[Page and application data records]
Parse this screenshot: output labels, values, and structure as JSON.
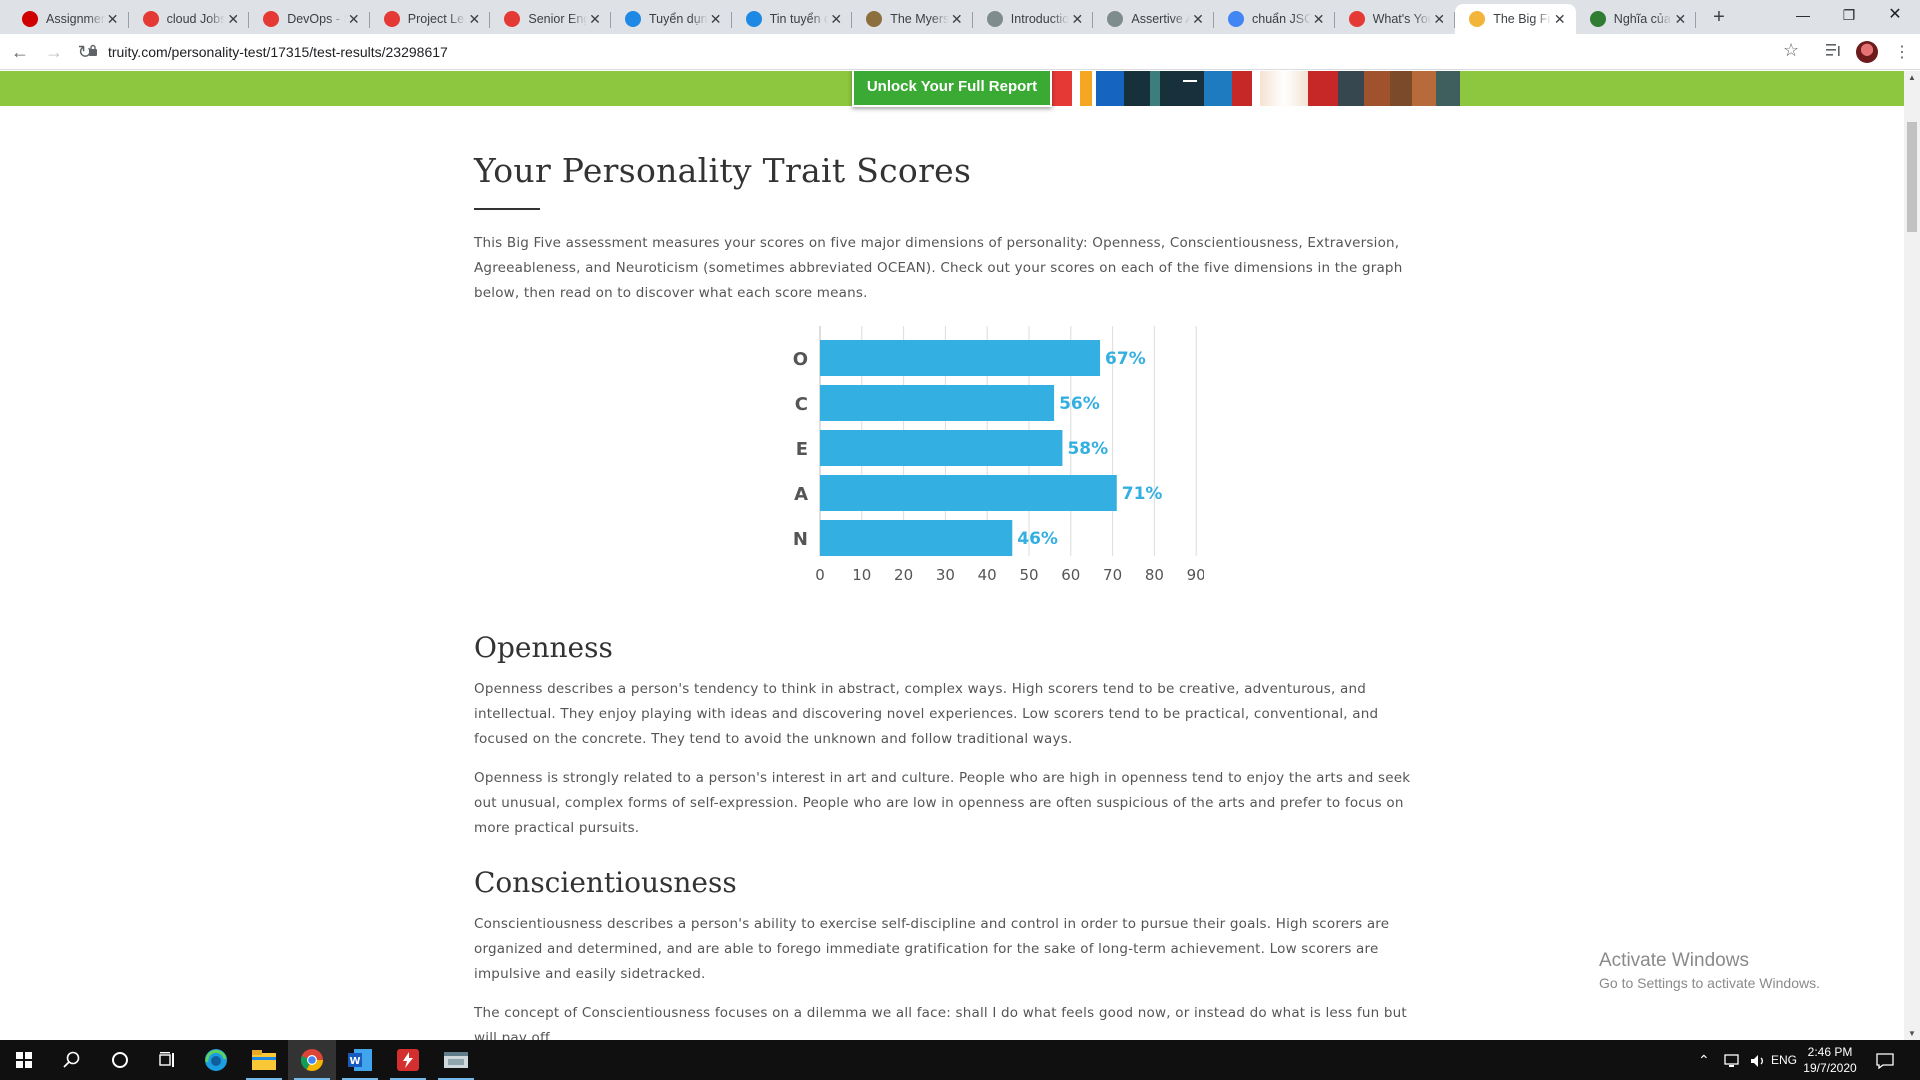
{
  "browser": {
    "tabs": [
      {
        "title": "Assignmen",
        "icon": "red-circle-icon",
        "color": "#d00000"
      },
      {
        "title": "cloud Jobs",
        "icon": "topdev-icon",
        "color": "#e53935"
      },
      {
        "title": "DevOps - S",
        "icon": "topdev-icon",
        "color": "#e53935"
      },
      {
        "title": "Project Lea",
        "icon": "topdev-icon",
        "color": "#e53935"
      },
      {
        "title": "Senior Eng",
        "icon": "topdev-icon",
        "color": "#e53935"
      },
      {
        "title": "Tuyển dụn",
        "icon": "flag-icon",
        "color": "#1e88e5"
      },
      {
        "title": "Tin tuyển d",
        "icon": "flag-icon",
        "color": "#1e88e5"
      },
      {
        "title": "The Myers",
        "icon": "mb-icon",
        "color": "#8d6e3f"
      },
      {
        "title": "Introductio",
        "icon": "globe-icon",
        "color": "#7f8c8d"
      },
      {
        "title": "Assertive A",
        "icon": "globe-icon",
        "color": "#7f8c8d"
      },
      {
        "title": "chuẩn JSO",
        "icon": "google-icon",
        "color": "#4285f4"
      },
      {
        "title": "What's You",
        "icon": "opera-icon",
        "color": "#e53935"
      },
      {
        "title": "The Big Fi",
        "icon": "bulb-icon",
        "color": "#f2b53a",
        "active": true
      },
      {
        "title": "Nghĩa của",
        "icon": "leaf-icon",
        "color": "#2e7d32"
      }
    ],
    "url": "truity.com/personality-test/17315/test-results/23298617"
  },
  "page": {
    "cta": "Unlock Your Full Report",
    "title": "Your Personality Trait Scores",
    "intro": "This Big Five assessment measures your scores on five major dimensions of personality: Openness, Conscientiousness, Extraversion, Agreeableness, and Neuroticism (sometimes abbreviated OCEAN). Check out your scores on each of the five dimensions in the graph below, then read on to discover what each score means.",
    "openness": {
      "heading": "Openness",
      "p1": "Openness describes a person's tendency to think in abstract, complex ways. High scorers tend to be creative, adventurous, and intellectual. They enjoy playing with ideas and discovering novel experiences. Low scorers tend to be practical, conventional, and focused on the concrete. They tend to avoid the unknown and follow traditional ways.",
      "p2": "Openness is strongly related to a person's interest in art and culture. People who are high in openness tend to enjoy the arts and seek out unusual, complex forms of self-expression. People who are low in openness are often suspicious of the arts and prefer to focus on more practical pursuits."
    },
    "conscientiousness": {
      "heading": "Conscientiousness",
      "p1": "Conscientiousness describes a person's ability to exercise self-discipline and control in order to pursue their goals. High scorers are organized and determined, and are able to forego immediate gratification for the sake of long-term achievement. Low scorers are impulsive and easily sidetracked.",
      "p2": "The concept of Conscientiousness focuses on a dilemma we all face: shall I do what feels good now, or instead do what is less fun but will pay off"
    }
  },
  "chart_data": {
    "type": "bar",
    "orientation": "horizontal",
    "categories": [
      "O",
      "C",
      "E",
      "A",
      "N"
    ],
    "values": [
      67,
      56,
      58,
      71,
      46
    ],
    "value_labels": [
      "67%",
      "56%",
      "58%",
      "71%",
      "46%"
    ],
    "xlim": [
      0,
      100
    ],
    "xticks": [
      0,
      10,
      20,
      30,
      40,
      50,
      60,
      70,
      80,
      90,
      100
    ],
    "bar_color": "#33b0e1",
    "grid": true
  },
  "watermark": {
    "line1": "Activate Windows",
    "line2": "Go to Settings to activate Windows."
  },
  "taskbar": {
    "lang": "ENG",
    "time": "2:46 PM",
    "date": "19/7/2020"
  },
  "colors": {
    "green_band": "#8dc63f",
    "cta_green": "#3aaa35",
    "bar": "#33b0e1"
  }
}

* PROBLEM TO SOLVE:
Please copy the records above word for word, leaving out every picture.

* RESULT OF THE TASK:
Parse this screenshot: output labels, values, and structure as JSON.
{
  "browser": {
    "tabs": [
      {
        "title": "Assignmen",
        "icon": "red-circle-icon",
        "color": "#d00000"
      },
      {
        "title": "cloud Jobs",
        "icon": "topdev-icon",
        "color": "#e53935"
      },
      {
        "title": "DevOps - S",
        "icon": "topdev-icon",
        "color": "#e53935"
      },
      {
        "title": "Project Lea",
        "icon": "topdev-icon",
        "color": "#e53935"
      },
      {
        "title": "Senior Eng",
        "icon": "topdev-icon",
        "color": "#e53935"
      },
      {
        "title": "Tuyển dụn",
        "icon": "flag-icon",
        "color": "#1e88e5"
      },
      {
        "title": "Tin tuyển d",
        "icon": "flag-icon",
        "color": "#1e88e5"
      },
      {
        "title": "The Myers",
        "icon": "mb-icon",
        "color": "#8d6e3f"
      },
      {
        "title": "Introductio",
        "icon": "globe-icon",
        "color": "#7f8c8d"
      },
      {
        "title": "Assertive A",
        "icon": "globe-icon",
        "color": "#7f8c8d"
      },
      {
        "title": "chuẩn JSO",
        "icon": "google-icon",
        "color": "#4285f4"
      },
      {
        "title": "What's You",
        "icon": "opera-icon",
        "color": "#e53935"
      },
      {
        "title": "The Big Fi",
        "icon": "bulb-icon",
        "color": "#f2b53a",
        "active": true
      },
      {
        "title": "Nghĩa của",
        "icon": "leaf-icon",
        "color": "#2e7d32"
      }
    ],
    "url": "truity.com/personality-test/17315/test-results/23298617"
  },
  "page": {
    "cta": "Unlock Your Full Report",
    "title": "Your Personality Trait Scores",
    "intro": "This Big Five assessment measures your scores on five major dimensions of personality: Openness, Conscientiousness, Extraversion, Agreeableness, and Neuroticism (sometimes abbreviated OCEAN). Check out your scores on each of the five dimensions in the graph below, then read on to discover what each score means.",
    "openness": {
      "heading": "Openness",
      "p1": "Openness describes a person's tendency to think in abstract, complex ways. High scorers tend to be creative, adventurous, and intellectual. They enjoy playing with ideas and discovering novel experiences. Low scorers tend to be practical, conventional, and focused on the concrete. They tend to avoid the unknown and follow traditional ways.",
      "p2": "Openness is strongly related to a person's interest in art and culture. People who are high in openness tend to enjoy the arts and seek out unusual, complex forms of self-expression. People who are low in openness are often suspicious of the arts and prefer to focus on more practical pursuits."
    },
    "conscientiousness": {
      "heading": "Conscientiousness",
      "p1": "Conscientiousness describes a person's ability to exercise self-discipline and control in order to pursue their goals. High scorers are organized and determined, and are able to forego immediate gratification for the sake of long-term achievement. Low scorers are impulsive and easily sidetracked.",
      "p2": "The concept of Conscientiousness focuses on a dilemma we all face: shall I do what feels good now, or instead do what is less fun but will pay off"
    }
  },
  "chart_data": {
    "type": "bar",
    "orientation": "horizontal",
    "categories": [
      "O",
      "C",
      "E",
      "A",
      "N"
    ],
    "values": [
      67,
      56,
      58,
      71,
      46
    ],
    "value_labels": [
      "67%",
      "56%",
      "58%",
      "71%",
      "46%"
    ],
    "xlim": [
      0,
      100
    ],
    "xticks": [
      0,
      10,
      20,
      30,
      40,
      50,
      60,
      70,
      80,
      90,
      100
    ],
    "bar_color": "#33b0e1",
    "grid": true
  },
  "watermark": {
    "line1": "Activate Windows",
    "line2": "Go to Settings to activate Windows."
  },
  "taskbar": {
    "lang": "ENG",
    "time": "2:46 PM",
    "date": "19/7/2020"
  },
  "colors": {
    "green_band": "#8dc63f",
    "cta_green": "#3aaa35",
    "bar": "#33b0e1"
  }
}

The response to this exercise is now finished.